<<<<

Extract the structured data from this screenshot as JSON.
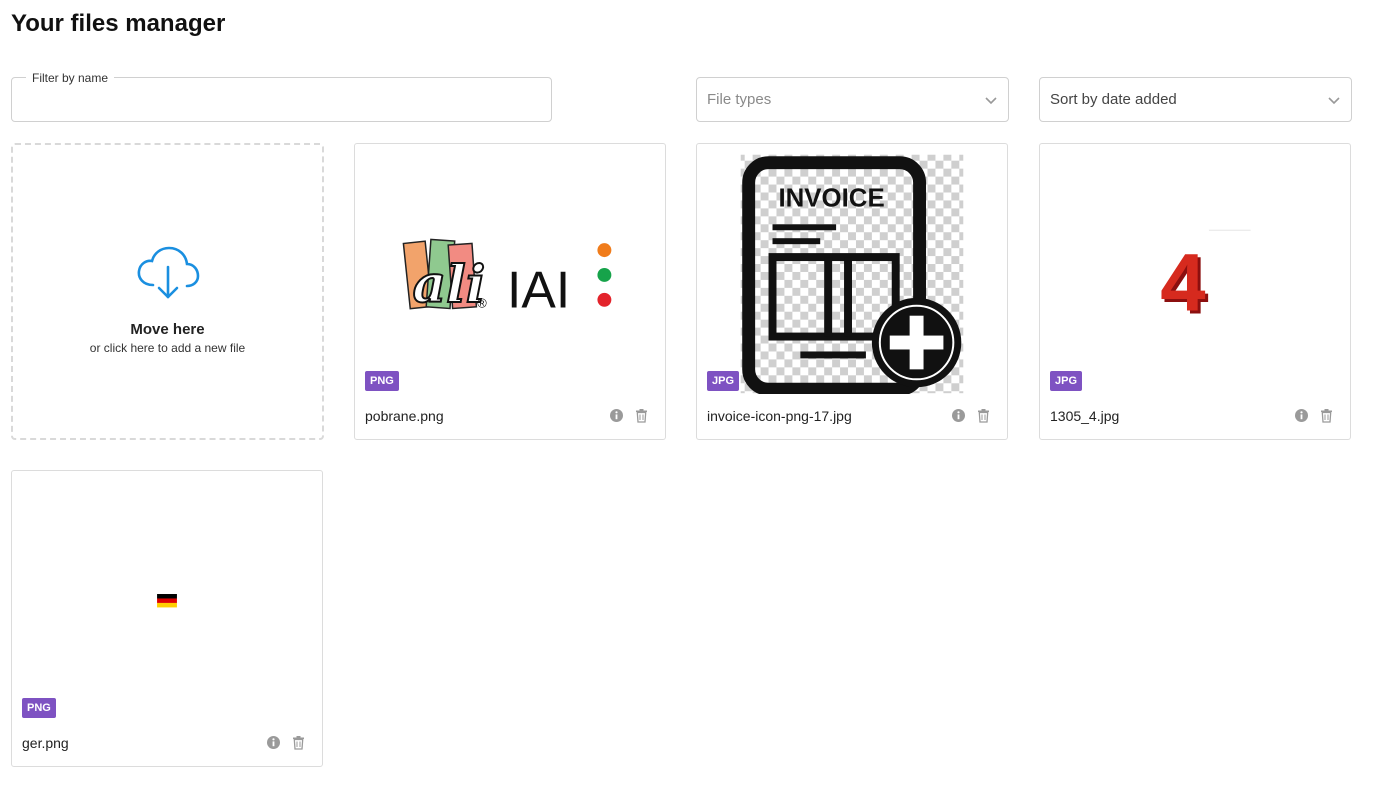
{
  "header": {
    "title": "Your files manager"
  },
  "filter": {
    "label": "Filter by name",
    "value": "",
    "placeholder": ""
  },
  "selects": {
    "file_types": {
      "value": "File types"
    },
    "sort": {
      "value": "Sort by date added"
    }
  },
  "dropzone": {
    "title": "Move here",
    "subtitle": "or click here to add a new file"
  },
  "thumbs": {
    "iai_logo_text": "IAI",
    "iai_registered": "®",
    "invoice_text": "INVOICE",
    "number_text": "4"
  },
  "files": [
    {
      "name": "pobrane.png",
      "type": "PNG"
    },
    {
      "name": "invoice-icon-png-17.jpg",
      "type": "JPG"
    },
    {
      "name": "1305_4.jpg",
      "type": "JPG"
    },
    {
      "name": "ger.png",
      "type": "PNG"
    }
  ],
  "colors": {
    "badge": "#7e52c2",
    "accent_blue": "#1a8fe0",
    "iai_orange": "#f07c1b",
    "iai_green": "#16a34a",
    "iai_red": "#e3232b"
  }
}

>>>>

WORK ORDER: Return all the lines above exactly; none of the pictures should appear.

TASK SOLUTION:
Extract the structured data from this screenshot as JSON.
{
  "header": {
    "title": "Your files manager"
  },
  "filter": {
    "label": "Filter by name",
    "value": "",
    "placeholder": ""
  },
  "selects": {
    "file_types": {
      "value": "File types"
    },
    "sort": {
      "value": "Sort by date added"
    }
  },
  "dropzone": {
    "title": "Move here",
    "subtitle": "or click here to add a new file"
  },
  "thumbs": {
    "iai_logo_text": "IAI",
    "iai_registered": "®",
    "invoice_text": "INVOICE",
    "number_text": "4"
  },
  "files": [
    {
      "name": "pobrane.png",
      "type": "PNG"
    },
    {
      "name": "invoice-icon-png-17.jpg",
      "type": "JPG"
    },
    {
      "name": "1305_4.jpg",
      "type": "JPG"
    },
    {
      "name": "ger.png",
      "type": "PNG"
    }
  ],
  "colors": {
    "badge": "#7e52c2",
    "accent_blue": "#1a8fe0",
    "iai_orange": "#f07c1b",
    "iai_green": "#16a34a",
    "iai_red": "#e3232b"
  }
}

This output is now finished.